## Your task
Output all records exactly, with no images.

━━ Data listing

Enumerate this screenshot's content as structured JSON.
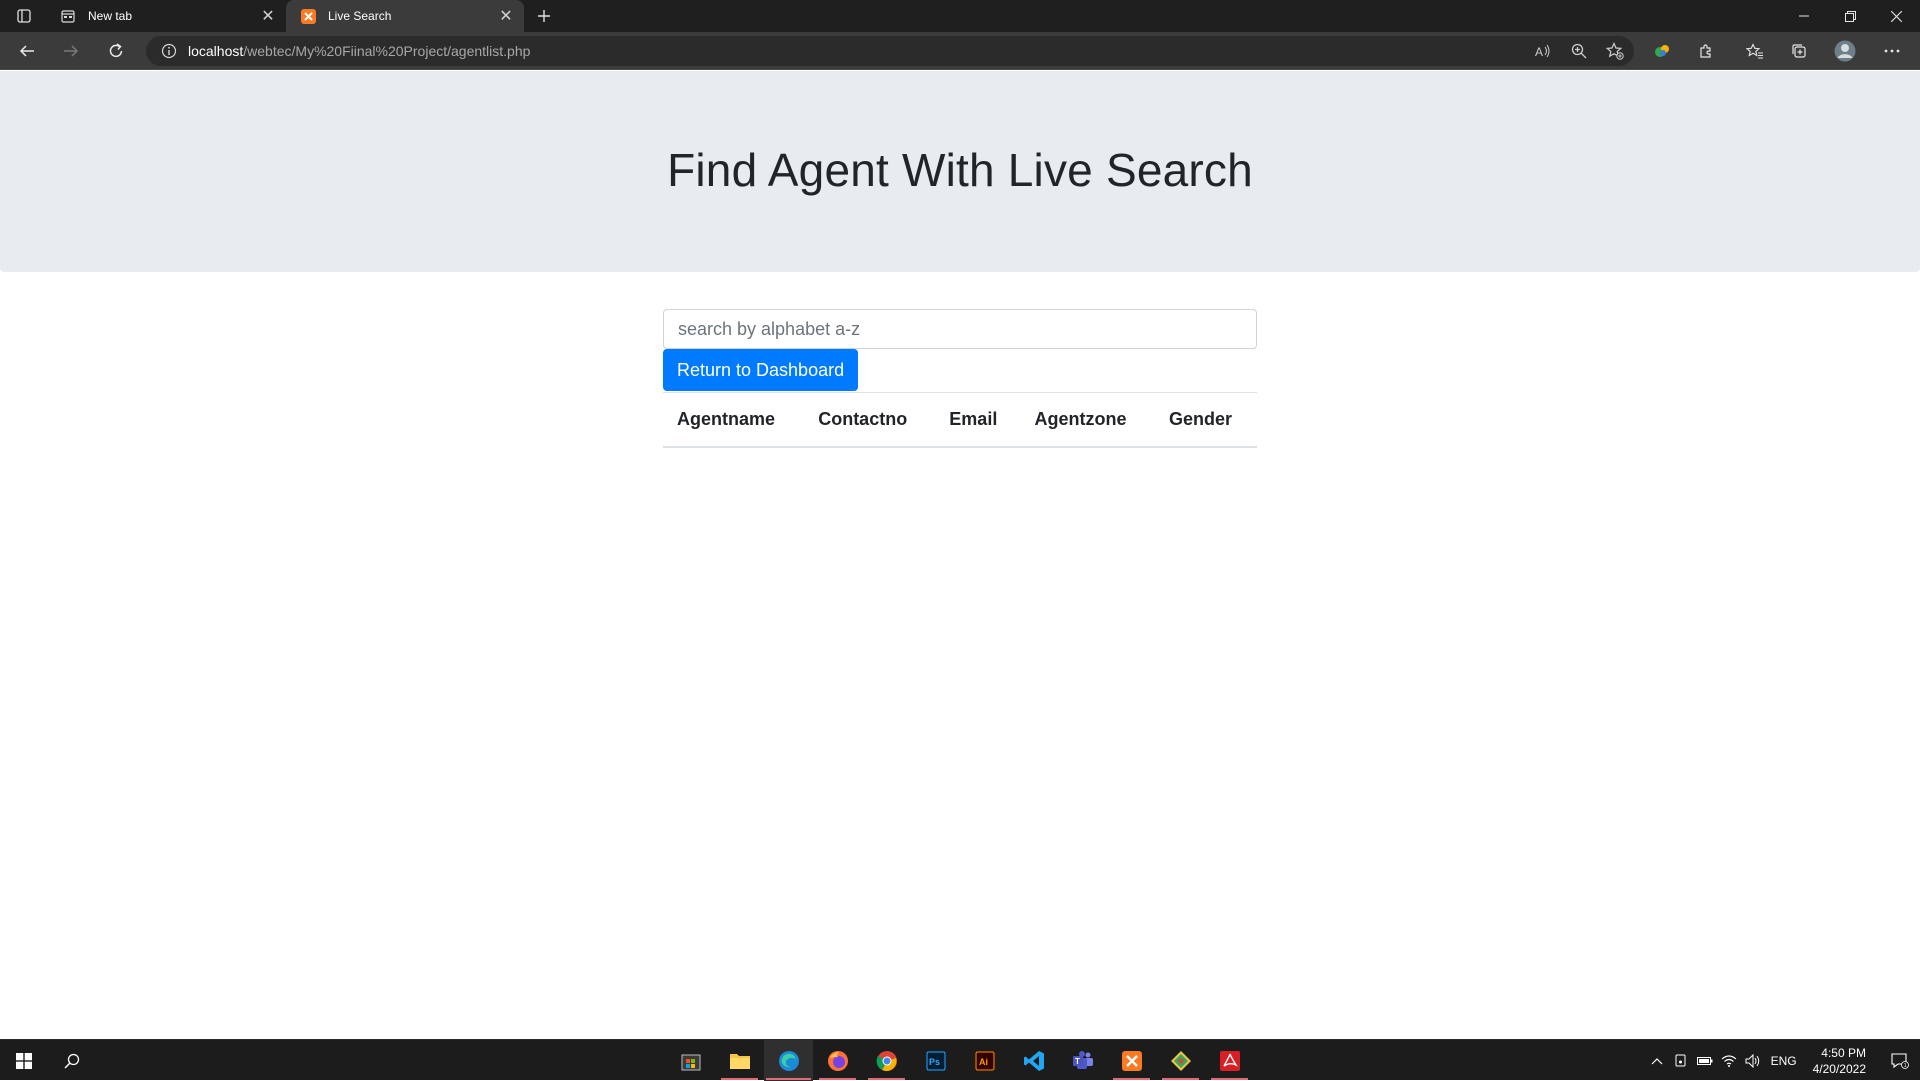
{
  "browser": {
    "tabs": [
      {
        "label": "New tab",
        "active": false
      },
      {
        "label": "Live Search",
        "active": true
      }
    ],
    "address": {
      "host": "localhost",
      "path": "/webtec/My%20Fiinal%20Project/agentlist.php"
    }
  },
  "page": {
    "heading": "Find Agent With Live Search",
    "search": {
      "placeholder": "search by alphabet a-z",
      "value": ""
    },
    "dashboard_button": "Return to Dashboard",
    "table": {
      "columns": [
        "Agentname",
        "Contactno",
        "Email",
        "Agentzone",
        "Gender"
      ],
      "rows": []
    }
  },
  "taskbar": {
    "apps": [
      "microsoft-store",
      "file-explorer",
      "edge",
      "firefox",
      "chrome",
      "photoshop",
      "illustrator",
      "vscode",
      "teams",
      "xampp",
      "git",
      "acrobat"
    ],
    "language": "ENG",
    "time": "4:50 PM",
    "date": "4/20/2022"
  },
  "colors": {
    "primary_button": "#007bff",
    "jumbotron_bg": "#e9ecef",
    "chrome_dark": "#1f1f1f",
    "toolbar_dark": "#3b3b3b"
  }
}
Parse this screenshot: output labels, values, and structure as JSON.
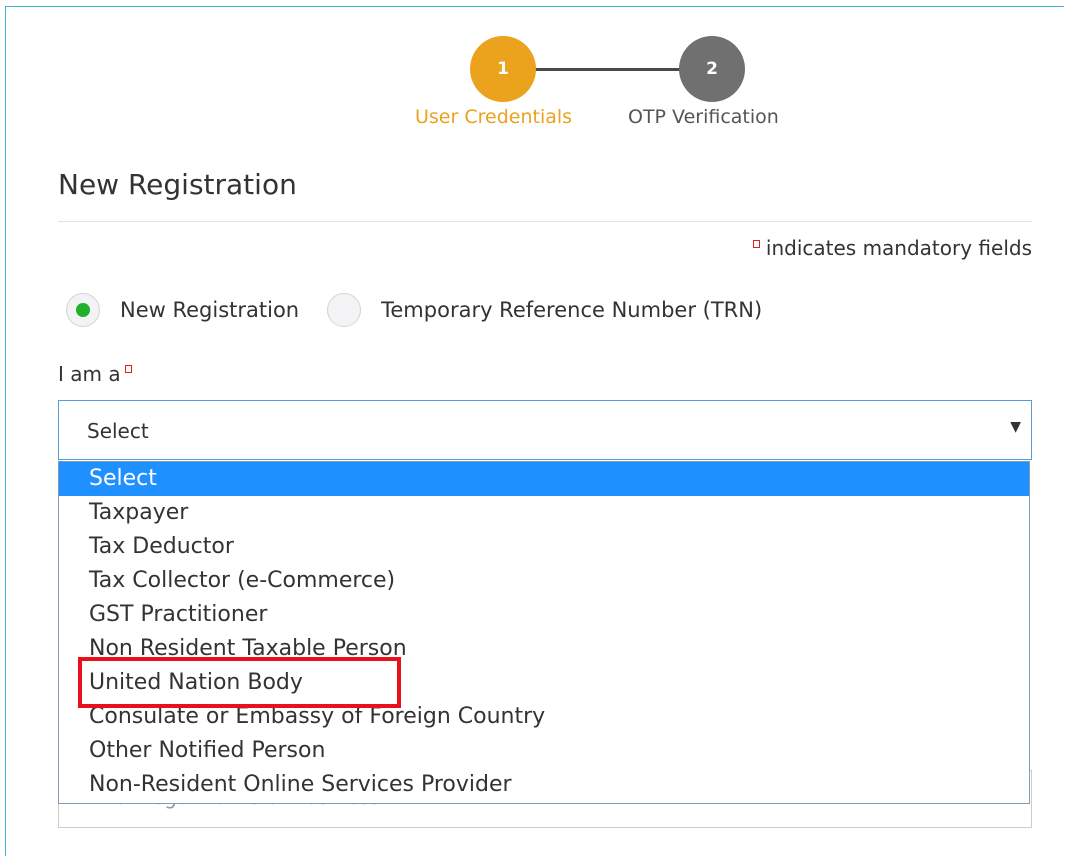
{
  "stepper": {
    "steps": [
      {
        "number": "1",
        "label": "User Credentials"
      },
      {
        "number": "2",
        "label": "OTP Verification"
      }
    ]
  },
  "page_title": "New Registration",
  "mandatory_note": "indicates mandatory fields",
  "radio_options": [
    {
      "label": "New Registration",
      "checked": true
    },
    {
      "label": "Temporary Reference Number (TRN)",
      "checked": false
    }
  ],
  "role_field": {
    "label": "I am a",
    "value": "Select",
    "options": [
      "Select",
      "Taxpayer",
      "Tax Deductor",
      "Tax Collector (e-Commerce)",
      "GST Practitioner",
      "Non Resident Taxable Person",
      "United Nation Body",
      "Consulate or Embassy of Foreign Country",
      "Other Notified Person",
      "Non-Resident Online Services Provider"
    ],
    "highlighted_option": "United Nation Body"
  },
  "legal_name_field": {
    "placeholder": "Enter Legal Name of Business"
  },
  "colors": {
    "accent": "#eba21c",
    "selected_option_bg": "#1e90ff",
    "radio_checked": "#21b02b",
    "highlight_border": "#e8101a"
  }
}
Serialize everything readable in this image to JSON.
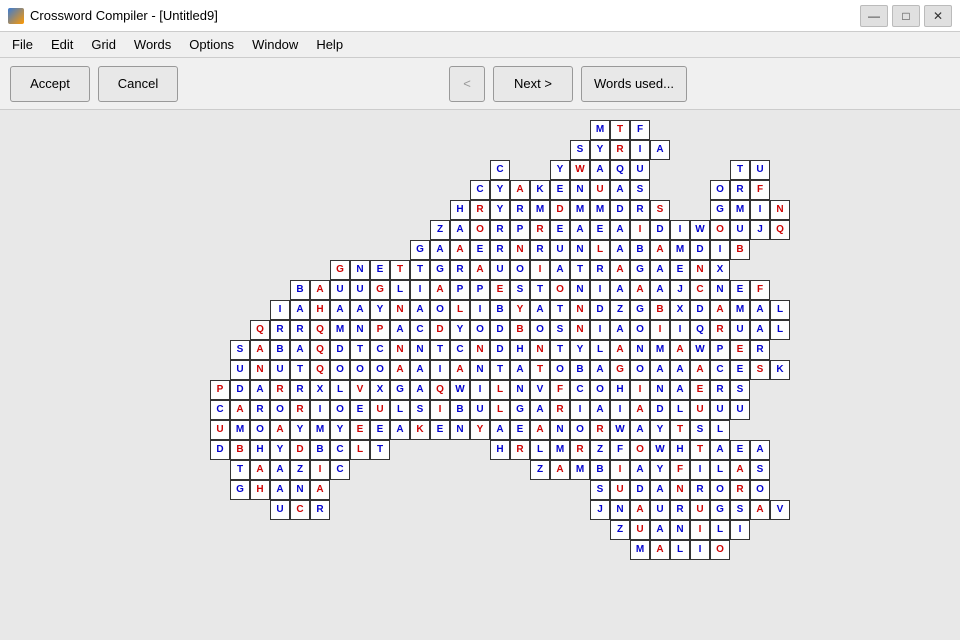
{
  "window": {
    "title": "Crossword Compiler - [Untitled9]",
    "icon": "crossword-icon"
  },
  "titlebar": {
    "controls": {
      "minimize": "—",
      "maximize": "□",
      "close": "✕"
    }
  },
  "menubar": {
    "items": [
      "File",
      "Edit",
      "Grid",
      "Words",
      "Options",
      "Window",
      "Help"
    ]
  },
  "toolbar": {
    "accept_label": "Accept",
    "cancel_label": "Cancel",
    "prev_label": "<",
    "next_label": "Next >",
    "words_used_label": "Words used..."
  },
  "grid": {
    "cell_size": 20,
    "accent_color": "#0000cc",
    "red_color": "#cc0000"
  }
}
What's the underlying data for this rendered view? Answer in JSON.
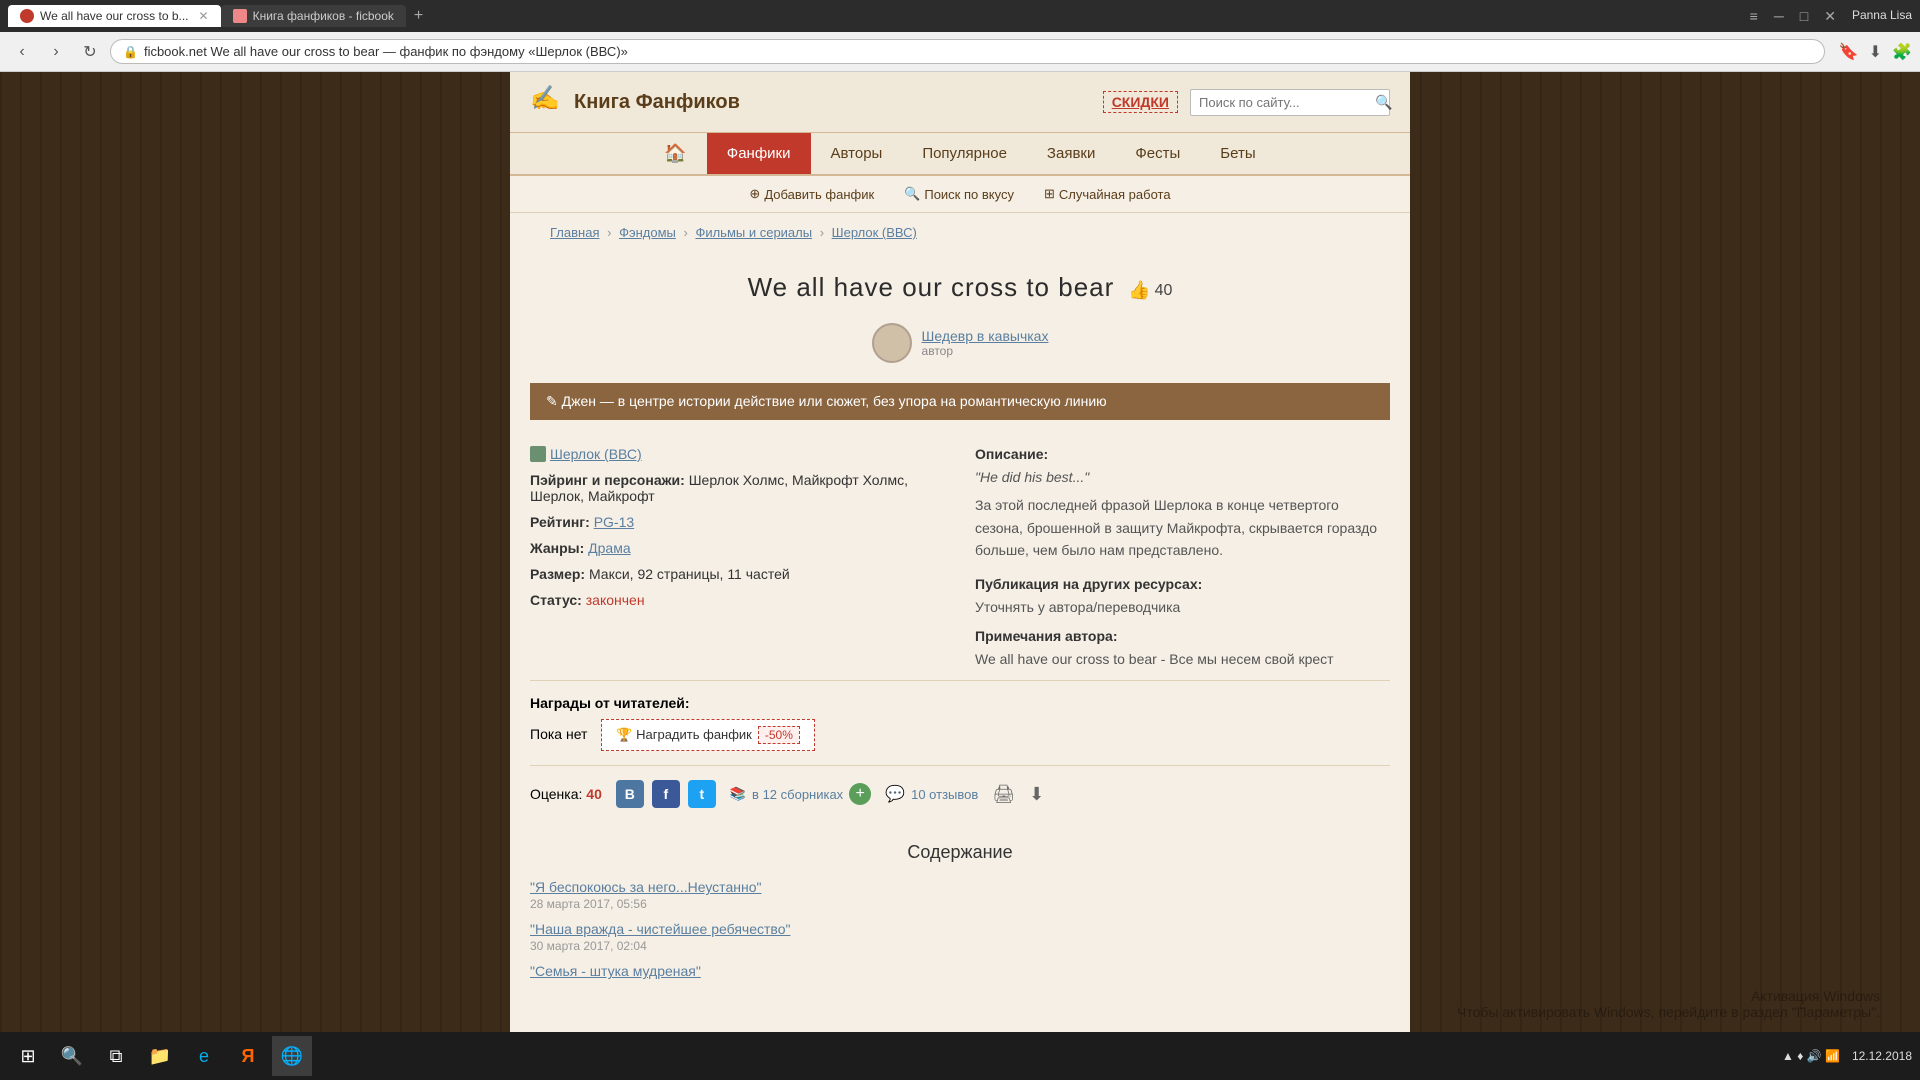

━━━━

## Exercise response
Enumerate this screenshot's content as structured JSON.
{
  "browser": {
    "tabs": [
      {
        "label": "New tab",
        "active": false
      },
      {
        "label": "Live Search",
        "active": true
      }
    ],
    "address": {
      "host": "localhost",
      "path": "/webtec/My%20Fiinal%20Project/agentlist.php"
    }
  },
  "page": {
    "heading": "Find Agent With Live Search",
    "search": {
      "placeholder": "search by alphabet a-z",
      "value": ""
    },
    "dashboard_button": "Return to Dashboard",
    "table": {
      "columns": [
        "Agentname",
        "Contactno",
        "Email",
        "Agentzone",
        "Gender"
      ],
      "rows": []
    }
  },
  "taskbar": {
    "apps": [
      "microsoft-store",
      "file-explorer",
      "edge",
      "firefox",
      "chrome",
      "photoshop",
      "illustrator",
      "vscode",
      "teams",
      "xampp",
      "git",
      "acrobat"
    ],
    "language": "ENG",
    "time": "4:50 PM",
    "date": "4/20/2022"
  },
  "colors": {
    "primary_button": "#007bff",
    "jumbotron_bg": "#e9ecef",
    "chrome_dark": "#1f1f1f",
    "toolbar_dark": "#3b3b3b"
  }
}
Parse this screenshot: output labels, values, and structure as JSON.
{
  "stepper": {
    "steps": [
      {
        "number": "1",
        "label": "User Credentials"
      },
      {
        "number": "2",
        "label": "OTP Verification"
      }
    ]
  },
  "page_title": "New Registration",
  "mandatory_note": "indicates mandatory fields",
  "radio_options": [
    {
      "label": "New Registration",
      "checked": true
    },
    {
      "label": "Temporary Reference Number (TRN)",
      "checked": false
    }
  ],
  "role_field": {
    "label": "I am a",
    "value": "Select",
    "options": [
      "Select",
      "Taxpayer",
      "Tax Deductor",
      "Tax Collector (e-Commerce)",
      "GST Practitioner",
      "Non Resident Taxable Person",
      "United Nation Body",
      "Consulate or Embassy of Foreign Country",
      "Other Notified Person",
      "Non-Resident Online Services Provider"
    ],
    "highlighted_option": "United Nation Body"
  },
  "legal_name_field": {
    "placeholder": "Enter Legal Name of Business"
  },
  "colors": {
    "accent": "#eba21c",
    "selected_option_bg": "#1e90ff",
    "radio_checked": "#21b02b",
    "highlight_border": "#e8101a"
  }
}
Serialize everything readable in this image to JSON.
{
  "window": {
    "title": "Crossword Compiler - [Untitled9]",
    "icon": "crossword-icon"
  },
  "titlebar": {
    "controls": {
      "minimize": "—",
      "maximize": "□",
      "close": "✕"
    }
  },
  "menubar": {
    "items": [
      "File",
      "Edit",
      "Grid",
      "Words",
      "Options",
      "Window",
      "Help"
    ]
  },
  "toolbar": {
    "accept_label": "Accept",
    "cancel_label": "Cancel",
    "prev_label": "<",
    "next_label": "Next >",
    "words_used_label": "Words used..."
  },
  "grid": {
    "cell_size": 20,
    "accent_color": "#0000cc",
    "red_color": "#cc0000"
  }
}
What's the underlying data for this rendered view? Answer in JSON.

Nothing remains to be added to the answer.